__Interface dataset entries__

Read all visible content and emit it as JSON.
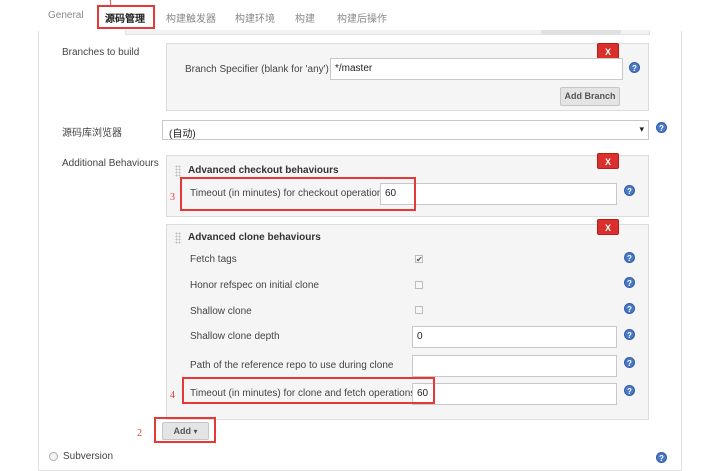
{
  "tabs": [
    {
      "label": "General"
    },
    {
      "label": "源码管理"
    },
    {
      "label": "构建触发器"
    },
    {
      "label": "构建环境"
    },
    {
      "label": "构建"
    },
    {
      "label": "构建后操作"
    }
  ],
  "annotations": [
    "1",
    "2",
    "3",
    "4"
  ],
  "branches": {
    "label": "Branches to build",
    "specifier_label": "Branch Specifier (blank for 'any')",
    "specifier_value": "*/master",
    "add_branch": "Add Branch",
    "delete": "X"
  },
  "browser": {
    "label": "源码库浏览器",
    "value": "(自动)"
  },
  "behaviours": {
    "label": "Additional Behaviours",
    "checkout": {
      "title": "Advanced checkout behaviours",
      "timeout_label": "Timeout (in minutes) for checkout operation",
      "timeout_value": "60",
      "delete": "X"
    },
    "clone": {
      "title": "Advanced clone behaviours",
      "delete": "X",
      "fetch_tags": {
        "label": "Fetch tags",
        "checked": true
      },
      "honor_refspec": {
        "label": "Honor refspec on initial clone",
        "checked": false
      },
      "shallow_clone": {
        "label": "Shallow clone",
        "checked": false
      },
      "shallow_depth": {
        "label": "Shallow clone depth",
        "value": "0"
      },
      "reference_repo": {
        "label": "Path of the reference repo to use during clone",
        "value": ""
      },
      "timeout": {
        "label": "Timeout (in minutes) for clone and fetch operations",
        "value": "60"
      }
    },
    "add_button": "Add"
  },
  "subversion": {
    "label": "Subversion"
  },
  "icons": {
    "help": "?",
    "checkmark": "✔",
    "caret": "▾"
  },
  "colors": {
    "annotation": "#e53935",
    "delete_button": "#d9302c",
    "help_icon": "#4a79c8"
  }
}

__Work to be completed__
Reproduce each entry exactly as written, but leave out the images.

__Your response__
Read all visible content and emit it as JSON.
{
  "tabs": [
    {
      "label": "General"
    },
    {
      "label": "源码管理"
    },
    {
      "label": "构建触发器"
    },
    {
      "label": "构建环境"
    },
    {
      "label": "构建"
    },
    {
      "label": "构建后操作"
    }
  ],
  "annotations": [
    "1",
    "2",
    "3",
    "4"
  ],
  "branches": {
    "label": "Branches to build",
    "specifier_label": "Branch Specifier (blank for 'any')",
    "specifier_value": "*/master",
    "add_branch": "Add Branch",
    "delete": "X"
  },
  "browser": {
    "label": "源码库浏览器",
    "value": "(自动)"
  },
  "behaviours": {
    "label": "Additional Behaviours",
    "checkout": {
      "title": "Advanced checkout behaviours",
      "timeout_label": "Timeout (in minutes) for checkout operation",
      "timeout_value": "60",
      "delete": "X"
    },
    "clone": {
      "title": "Advanced clone behaviours",
      "delete": "X",
      "fetch_tags": {
        "label": "Fetch tags",
        "checked": true
      },
      "honor_refspec": {
        "label": "Honor refspec on initial clone",
        "checked": false
      },
      "shallow_clone": {
        "label": "Shallow clone",
        "checked": false
      },
      "shallow_depth": {
        "label": "Shallow clone depth",
        "value": "0"
      },
      "reference_repo": {
        "label": "Path of the reference repo to use during clone",
        "value": ""
      },
      "timeout": {
        "label": "Timeout (in minutes) for clone and fetch operations",
        "value": "60"
      }
    },
    "add_button": "Add"
  },
  "subversion": {
    "label": "Subversion"
  },
  "icons": {
    "help": "?",
    "checkmark": "✔",
    "caret": "▾"
  },
  "colors": {
    "annotation": "#e53935",
    "delete_button": "#d9302c",
    "help_icon": "#4a79c8"
  }
}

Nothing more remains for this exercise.